COBRA continuation coverage has been around for decades, but there’s been a recent proliferation of class action lawsuits targeting technical deficiencies in COBRA election notices.
When an employee loses coverage under a group health plan as a result of a termination or a reduction in hours for reasons other than gross misconduct, or as a result of another qualifying event, the employee may be entitled to COBRA continuation coverage.
These lawsuits generally assert that the COBRA election notices failed to include all of the information required by the COBRA notice regulations and deviate from the Department of Labor’s model election notice.
In light of the current economic climate and growing number of COBRA lawsuits, now is an appropriate time for employers re-evaluate their COBRA compliance.
The specific allegations include:
- The notice was not written in a manner calculated to be understood by the average participant.
- The notice fails to provide the contact information of the party responsible for administering the benefits.
- The notice fails to explain how to enroll in COBRA coverage, includes conflicting information, or does not contain an election form.
- The notice does not provide all of the required “explanatory information” about the coverage such as the portability of group health coverage, access to individual health coverage, special enrollment, and termination date.
- The notice fails to describe the consequences of delayed or non-payment and/or does not provide the address to which payments should be sent.
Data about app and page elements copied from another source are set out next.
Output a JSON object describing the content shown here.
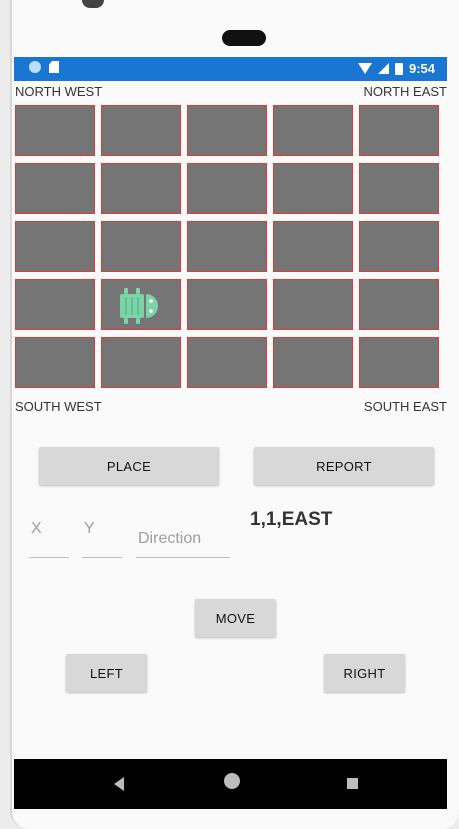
{
  "status_bar": {
    "time": "9:54",
    "color": "#1976d2",
    "icons": [
      "notification-dot-icon",
      "sd-card-icon",
      "wifi-icon",
      "signal-icon",
      "battery-icon"
    ]
  },
  "board": {
    "corners": {
      "north_west": "NORTH WEST",
      "north_east": "NORTH EAST",
      "south_west": "SOUTH WEST",
      "south_east": "SOUTH EAST"
    },
    "rows": 5,
    "cols": 5,
    "cell_color": "#757575",
    "cell_border_color": "#e53935",
    "robot": {
      "icon": "android-robot-icon",
      "row": 3,
      "col": 1,
      "facing": "EAST"
    }
  },
  "controls": {
    "place_label": "PLACE",
    "report_label": "REPORT",
    "move_label": "MOVE",
    "left_label": "LEFT",
    "right_label": "RIGHT"
  },
  "inputs": {
    "x": {
      "value": "",
      "placeholder": "X"
    },
    "y": {
      "value": "",
      "placeholder": "Y"
    },
    "direction": {
      "value": "",
      "placeholder": "Direction"
    }
  },
  "report_output": "1,1,EAST",
  "nav_bar": {
    "icons": [
      "back-icon",
      "home-icon",
      "recents-icon"
    ]
  }
}
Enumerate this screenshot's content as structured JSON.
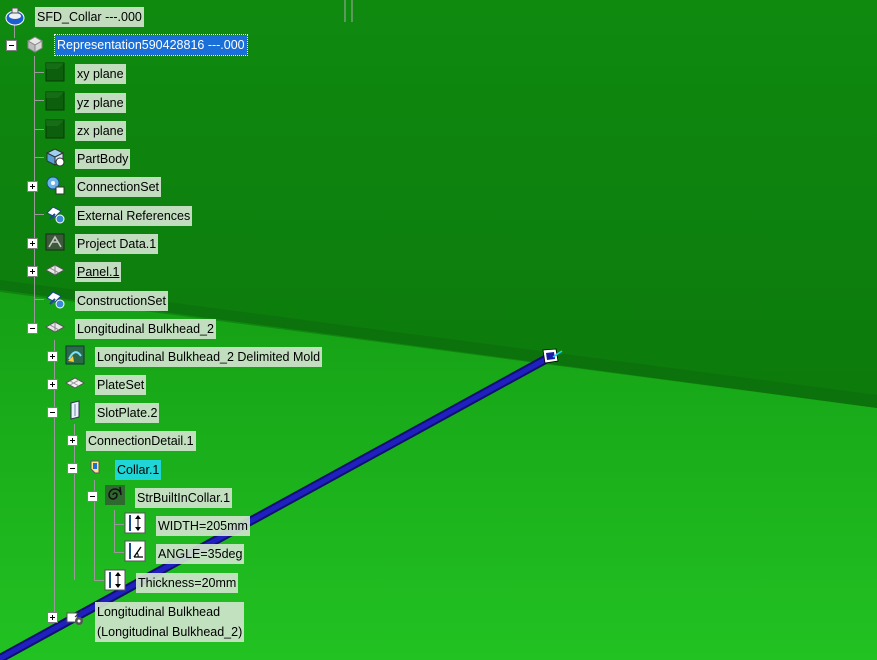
{
  "tree": {
    "root": {
      "label": "SFD_Collar ---.000",
      "icon": "product-root-icon"
    },
    "nodes": [
      {
        "key": "representation",
        "label": "Representation590428816 ---.000",
        "icon": "part-representation-icon"
      },
      {
        "key": "xy_plane",
        "label": "xy plane",
        "icon": "plane-icon"
      },
      {
        "key": "yz_plane",
        "label": "yz plane",
        "icon": "plane-icon"
      },
      {
        "key": "zx_plane",
        "label": "zx plane",
        "icon": "plane-icon"
      },
      {
        "key": "partbody",
        "label": "PartBody",
        "icon": "part-body-icon"
      },
      {
        "key": "connectionset",
        "label": "ConnectionSet",
        "icon": "connection-set-icon"
      },
      {
        "key": "external_refs",
        "label": "External References",
        "icon": "external-references-icon"
      },
      {
        "key": "project_data",
        "label": "Project Data.1",
        "icon": "project-data-icon"
      },
      {
        "key": "panel",
        "label": "Panel.1",
        "icon": "panel-icon"
      },
      {
        "key": "constructionset",
        "label": "ConstructionSet",
        "icon": "construction-set-icon"
      },
      {
        "key": "long_bulkhead_2",
        "label": "Longitudinal Bulkhead_2",
        "icon": "panel-icon"
      },
      {
        "key": "delimited_mold",
        "label": "Longitudinal Bulkhead_2 Delimited Mold",
        "icon": "mold-icon"
      },
      {
        "key": "plateset",
        "label": "PlateSet",
        "icon": "plate-set-icon"
      },
      {
        "key": "slotplate",
        "label": "SlotPlate.2",
        "icon": "plate-icon"
      },
      {
        "key": "connectiondetail",
        "label": "ConnectionDetail.1",
        "icon": ""
      },
      {
        "key": "collar",
        "label": "Collar.1",
        "icon": "collar-icon"
      },
      {
        "key": "strbuilt",
        "label": "StrBuiltInCollar.1",
        "icon": "spiral-icon"
      },
      {
        "key": "width",
        "label": "WIDTH=205mm",
        "icon": "parameter-icon"
      },
      {
        "key": "angle",
        "label": "ANGLE=35deg",
        "icon": "angle-parameter-icon"
      },
      {
        "key": "thickness",
        "label": "Thickness=20mm",
        "icon": "parameter-icon"
      },
      {
        "key": "long_bulkhead",
        "label_line1": "Longitudinal Bulkhead",
        "label_line2": "(Longitudinal Bulkhead_2)",
        "icon": "bulkhead-link-icon"
      }
    ]
  },
  "viewport": {
    "background_top": "#0a7a0a",
    "background_bottom": "#1fb81f",
    "stiffener_color": "#1a1aa8",
    "handle_icon": "compass-handle-icon"
  }
}
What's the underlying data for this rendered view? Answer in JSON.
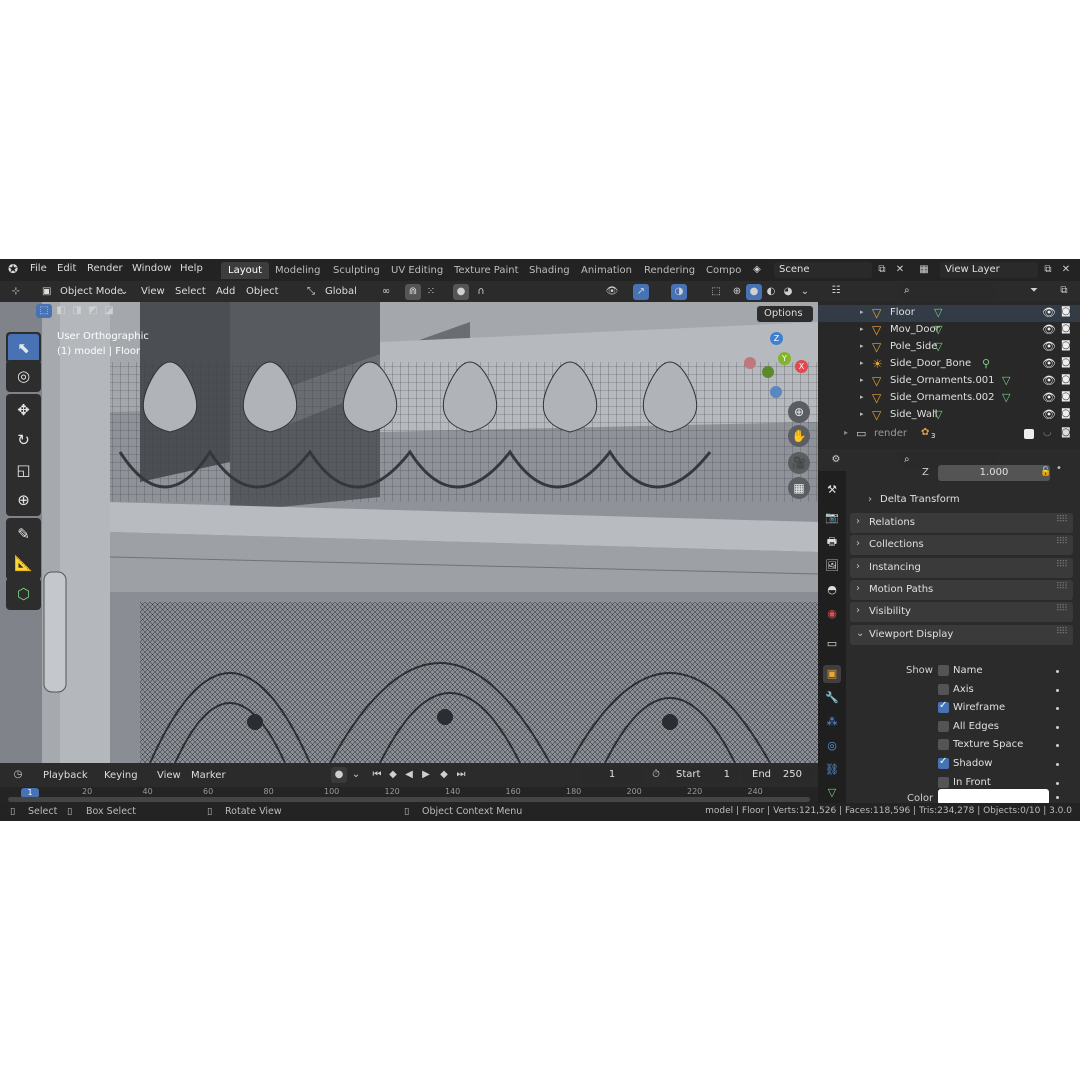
{
  "menubar": {
    "items": [
      "File",
      "Edit",
      "Render",
      "Window",
      "Help"
    ],
    "workspaces": [
      "Layout",
      "Modeling",
      "Sculpting",
      "UV Editing",
      "Texture Paint",
      "Shading",
      "Animation",
      "Rendering",
      "Compo"
    ],
    "active_workspace": "Layout",
    "scene": "Scene",
    "view_layer": "View Layer"
  },
  "viewport_header": {
    "mode": "Object Mode",
    "menus": [
      "View",
      "Select",
      "Add",
      "Object"
    ],
    "orientation": "Global",
    "options_label": "Options"
  },
  "viewport": {
    "view_name": "User Orthographic",
    "object_info": "(1) model | Floor",
    "gizmo_axes": [
      "Z",
      "Y",
      "X"
    ],
    "colors": {
      "x": "#e5474f",
      "y": "#84b42d",
      "z": "#3f80d0",
      "active": "#4772b3"
    }
  },
  "outliner": {
    "rows": [
      {
        "label": "Floor",
        "icon": "mesh-object-icon"
      },
      {
        "label": "Mov_Door",
        "icon": "mesh-object-icon"
      },
      {
        "label": "Pole_Side",
        "icon": "mesh-object-icon"
      },
      {
        "label": "Side_Door_Bone",
        "icon": "armature-object-icon"
      },
      {
        "label": "Side_Ornaments.001",
        "icon": "mesh-object-icon"
      },
      {
        "label": "Side_Ornaments.002",
        "icon": "mesh-object-icon"
      },
      {
        "label": "Side_Wall",
        "icon": "mesh-object-icon"
      }
    ],
    "collection": {
      "label": "render",
      "badge": "3"
    }
  },
  "properties": {
    "z_label": "Z",
    "z_value": "1.000",
    "delta_transform": "Delta Transform",
    "panels": [
      "Relations",
      "Collections",
      "Instancing",
      "Motion Paths",
      "Visibility",
      "Viewport Display"
    ],
    "show_label": "Show",
    "checkboxes": [
      {
        "label": "Name",
        "checked": false
      },
      {
        "label": "Axis",
        "checked": false
      },
      {
        "label": "Wireframe",
        "checked": true
      },
      {
        "label": "All Edges",
        "checked": false
      },
      {
        "label": "Texture Space",
        "checked": false
      },
      {
        "label": "Shadow",
        "checked": true
      },
      {
        "label": "In Front",
        "checked": false
      }
    ],
    "color_label": "Color"
  },
  "timeline": {
    "menus": [
      "Playback",
      "Keying",
      "View",
      "Marker"
    ],
    "current_frame": "1",
    "start_label": "Start",
    "start_value": "1",
    "end_label": "End",
    "end_value": "250",
    "scale_marks": [
      "20",
      "40",
      "60",
      "80",
      "100",
      "120",
      "140",
      "160",
      "180",
      "200",
      "220",
      "240"
    ],
    "playhead": "1"
  },
  "statusbar": {
    "select": "Select",
    "box_select": "Box Select",
    "rotate_view": "Rotate View",
    "context_menu": "Object Context Menu",
    "stats": "model | Floor | Verts:121,526 | Faces:118,596 | Tris:234,278 | Objects:0/10 | 3.0.0"
  }
}
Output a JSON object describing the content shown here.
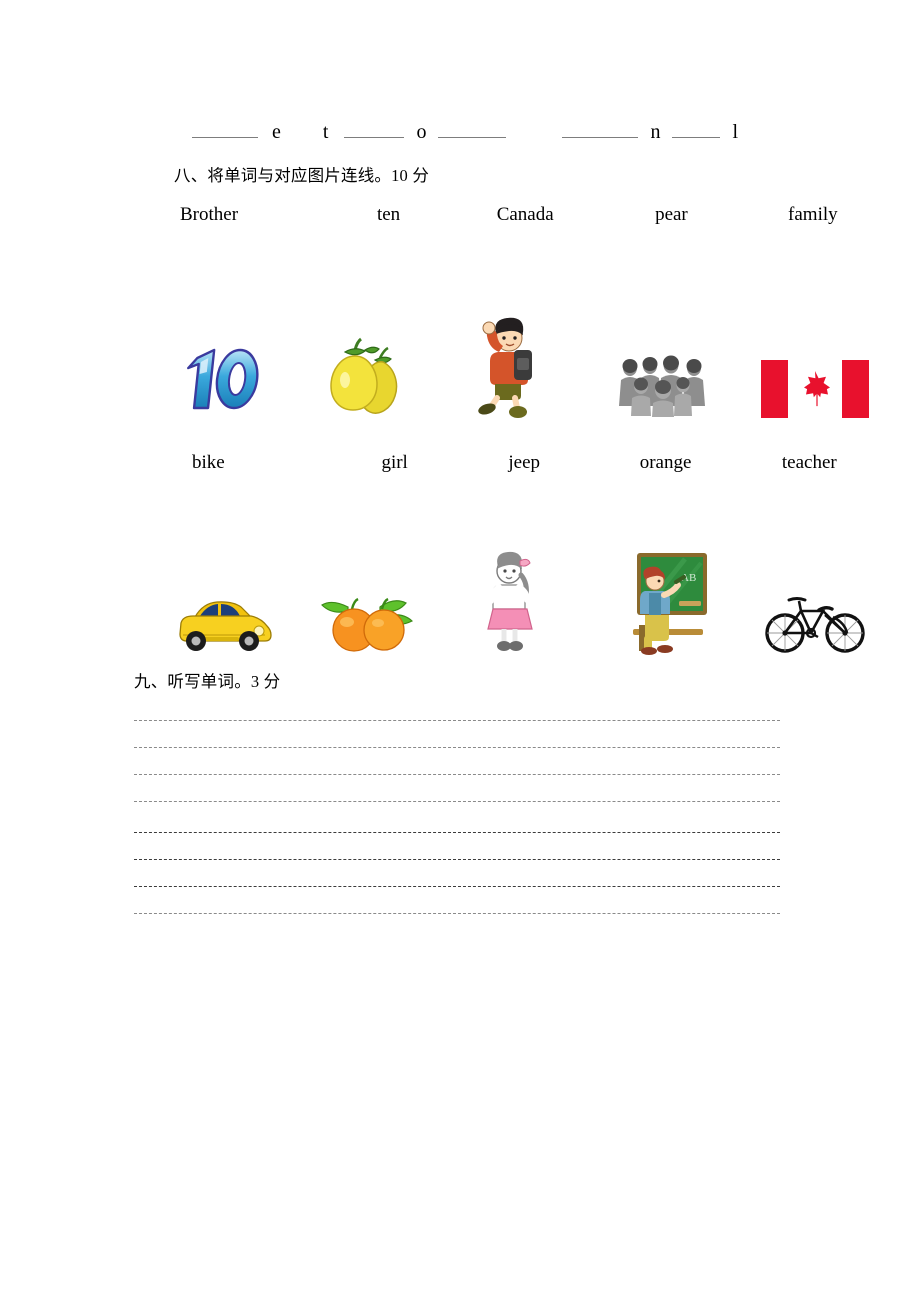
{
  "document": {
    "type": "worksheet",
    "language": "zh-CN"
  },
  "fill_blanks": {
    "items": [
      {
        "kind": "blank",
        "label": ""
      },
      {
        "kind": "letter",
        "label": "e"
      },
      {
        "kind": "letter",
        "label": "t"
      },
      {
        "kind": "blank",
        "label": ""
      },
      {
        "kind": "letter",
        "label": "o"
      },
      {
        "kind": "blank",
        "label": ""
      },
      {
        "kind": "blank",
        "label": ""
      },
      {
        "kind": "letter",
        "label": "n"
      },
      {
        "kind": "blank",
        "label": ""
      },
      {
        "kind": "letter",
        "label": "l"
      }
    ],
    "letters": {
      "e": "e",
      "t": "t",
      "o": "o",
      "n": "n",
      "l": "l"
    }
  },
  "section_eight": {
    "heading": "八、将单词与对应图片连线。10 分",
    "points": "10 分",
    "words_row_1": [
      {
        "label": "Brother"
      },
      {
        "label": "ten"
      },
      {
        "label": "Canada"
      },
      {
        "label": "pear"
      },
      {
        "label": "family"
      }
    ],
    "pictures_row_1": [
      {
        "icon": "number-ten-icon",
        "alt": "10"
      },
      {
        "icon": "pears-icon",
        "alt": "pears"
      },
      {
        "icon": "boy-waving-icon",
        "alt": "boy"
      },
      {
        "icon": "family-photo-icon",
        "alt": "family photo"
      },
      {
        "icon": "canada-flag-icon",
        "alt": "Canada flag"
      }
    ],
    "words_row_2": [
      {
        "label": "bike"
      },
      {
        "label": "girl"
      },
      {
        "label": "jeep"
      },
      {
        "label": "orange"
      },
      {
        "label": "teacher"
      }
    ],
    "pictures_row_2": [
      {
        "icon": "yellow-car-icon",
        "alt": "yellow jeep"
      },
      {
        "icon": "oranges-icon",
        "alt": "oranges"
      },
      {
        "icon": "girl-icon",
        "alt": "girl"
      },
      {
        "icon": "teacher-chalkboard-icon",
        "alt": "teacher at chalkboard"
      },
      {
        "icon": "bicycle-icon",
        "alt": "bicycle"
      }
    ],
    "chalkboard_text": "AB"
  },
  "section_nine": {
    "heading": "九、听写单词。3 分",
    "points": "3 分",
    "line_groups": [
      {
        "lines": 4
      },
      {
        "lines": 4
      }
    ]
  },
  "colors": {
    "ink": "#000000",
    "rule": "#8a8a8a",
    "flag_red": "#e8112d",
    "pear_yellow": "#f3e03a",
    "orange": "#f68b1f",
    "chalkboard_green": "#2e8b3d",
    "car_yellow": "#f5c518",
    "ten_blue": "#35a8df"
  }
}
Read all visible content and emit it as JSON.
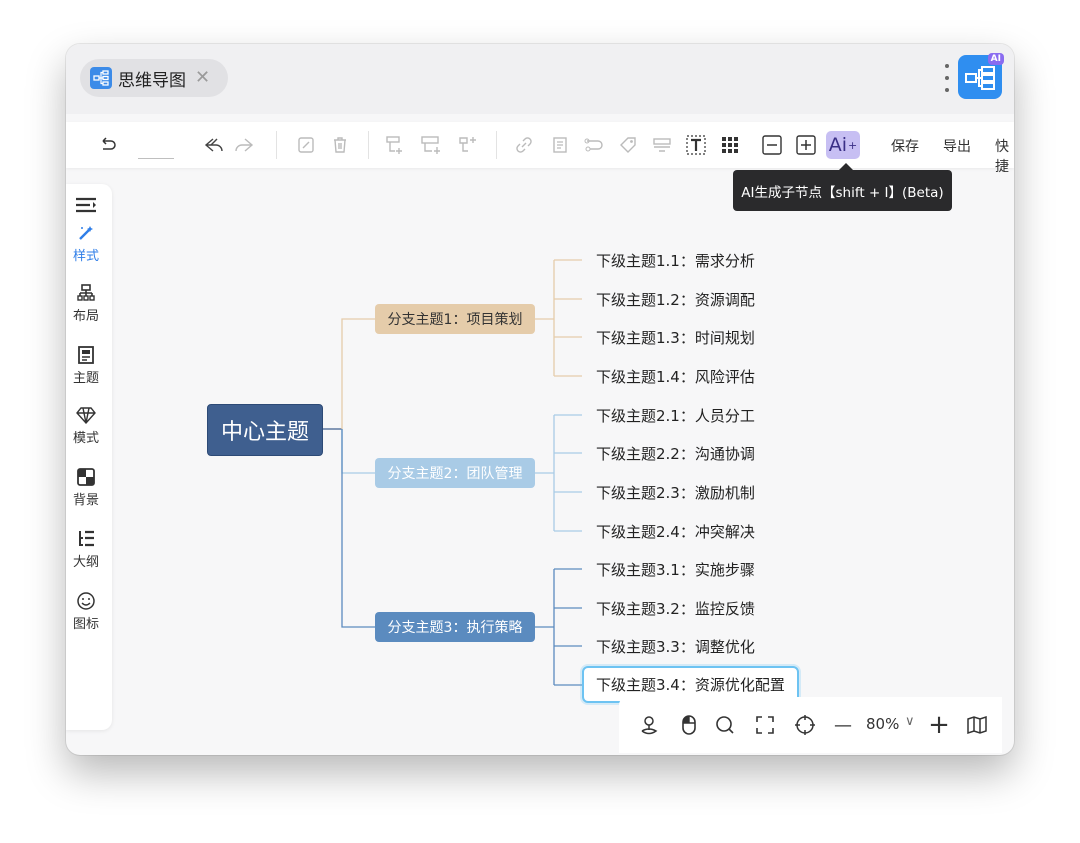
{
  "window": {
    "tab_label": "思维导图",
    "tab_close": "✕",
    "logo_badge": "AI"
  },
  "toolbar": {
    "ai_label": "Ai",
    "ai_sup": "+",
    "save_label": "保存",
    "export_label": "导出",
    "shortcut_label": "快捷",
    "tooltip": "AI生成子节点【shift + I】(Beta)"
  },
  "sidebar": {
    "items": [
      {
        "label": "样式",
        "icon": "magic-wand-icon"
      },
      {
        "label": "布局",
        "icon": "layout-icon"
      },
      {
        "label": "主题",
        "icon": "theme-icon"
      },
      {
        "label": "模式",
        "icon": "diamond-icon"
      },
      {
        "label": "背景",
        "icon": "background-icon"
      },
      {
        "label": "大纲",
        "icon": "outline-icon"
      },
      {
        "label": "图标",
        "icon": "emoji-icon"
      }
    ]
  },
  "mindmap": {
    "root": "中心主题",
    "branches": [
      {
        "label": "分支主题1：项目策划",
        "children": [
          "下级主题1.1：需求分析",
          "下级主题1.2：资源调配",
          "下级主题1.3：时间规划",
          "下级主题1.4：风险评估"
        ]
      },
      {
        "label": "分支主题2：团队管理",
        "children": [
          "下级主题2.1：人员分工",
          "下级主题2.2：沟通协调",
          "下级主题2.3：激励机制",
          "下级主题2.4：冲突解决"
        ]
      },
      {
        "label": "分支主题3：执行策略",
        "children": [
          "下级主题3.1：实施步骤",
          "下级主题3.2：监控反馈",
          "下级主题3.3：调整优化",
          "下级主题3.4：资源优化配置"
        ]
      }
    ],
    "colors": {
      "branch1": "#e5ccaa",
      "branch2": "#a9cbe6",
      "branch3": "#5b8bbf",
      "root": "#3f5f8f",
      "selected": "#6dc3f2"
    }
  },
  "bottombar": {
    "zoom": "80%",
    "zoom_minus": "—",
    "zoom_plus": "+",
    "zoom_caret": "∨"
  }
}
Some lawsuits also allege that COBRA notices are deficient because the required information was provided in multiple notices or included other extraneous language.
Defendants targeted in COBRA lawsuits raise the following defenses:
- No Standing: Defendants argue the plaintiffs lack standing because the alleged notice deficiencies are merely an “informational” or “technical” injury that does not establish an injury-in-fact. Defendants also argue a lack of a causal connection between the alleged deficiencies and the plaintiffs’ failure to elect continuation coverage.
- Substantial Compliance: As the DOL explains in its final rules implementing the COBRA notice requirements, COBRA notices are intended to assist participants in understanding how to exercise their COBRA rights and elect coverage. Faced with technical arguments about their notices, defendants invoke the substantial compliance doctrine and argue that their notices are drafted to be understandable to the average participant.
- Model Notice Not Mandatory: The COBRA notice regulations state that the “[u]se of the model notice is not mandatory” and that the notices should be modified to fit the applicable facts and circumstances. Defendants argue that courts should look to the COBRA notice regulations—not the DOL’s model notice—in evaluating their notices.
- Class Certification: To avoid a standing challenge, plaintiffs allege that they were injured because the notice’s deficiencies caused them not to obtain continuation coverage. While such allegations may help avoid a motion to dismiss, to certify a class, the plaintiff must satisfy the commonality requirements of Federal Rule 23. This is more difficult when individualized proof is required to show that each class member suffered a similar injury.
Additional Risks for Employers to Consider
Even if an employer engages a third-party administrator to handle COBRA compliance, it could still be subject to statutory penalties if the election process is not handled properly. While such penalties may be insubstantial when dealing with a single participant, they can grow exponentially if the alleged deficiency affects many participants.
Employers should also keep in mind that COBRA lawsuits can result in significant litigation costs, even if they are confident they will ultimately prevail.
Other Recent Developments
Because recent lawsuits have targeted COBRA notices that do not mirror the model notices, employers should closely review the revised model notices.
Tips for Employers to Mitigate Their Risk
Below are some additional steps employers can take to mitigate their risk of being targeted with a COBRA lawsuit:
- Periodically review their election notices to ensure they are sufficiently detailed.
- Compare their notices to the model notices and evaluate the reasons for any material differences.
- Evaluate the propriety of including information in the notice beyond what is required.
- Timely notify the group health plan of any qualifying events to ensure eligible participants are timely apprised of their COBRA rights, including eligibility, duration of coverage, and terms of payment.
- Timely notify participants when COBRA coverage ends before the expected duration and respond to individuals seeking coverage who are not eligible.
Periodically review service agreements with third-party administrators to ensure they contain adequate indemnification language and ensure the administrators are aware of recent legal developments.
A Bloomberg Law Professional Perspective article with more detailed analysis of these issues is available here.
This column does not necessarily reflect the opinion of The Bureau of National Affairs, Inc. or its owners.
Nancy G. Ross is a partner in Mayer Brown’s Chicago office and co-chair of the ERISA Litigation practice. She focuses her practice primarily on the area of employee benefits class action litigation and counseling under the ERISA.
Richard E. Nowak is a Litigation & Dispute Resolution partner in Mayer Brown’s Chicago office. He is an experienced trial attorney in state and federal court and also represents clients in arbitrations, mediations, and governmental and internal investigations.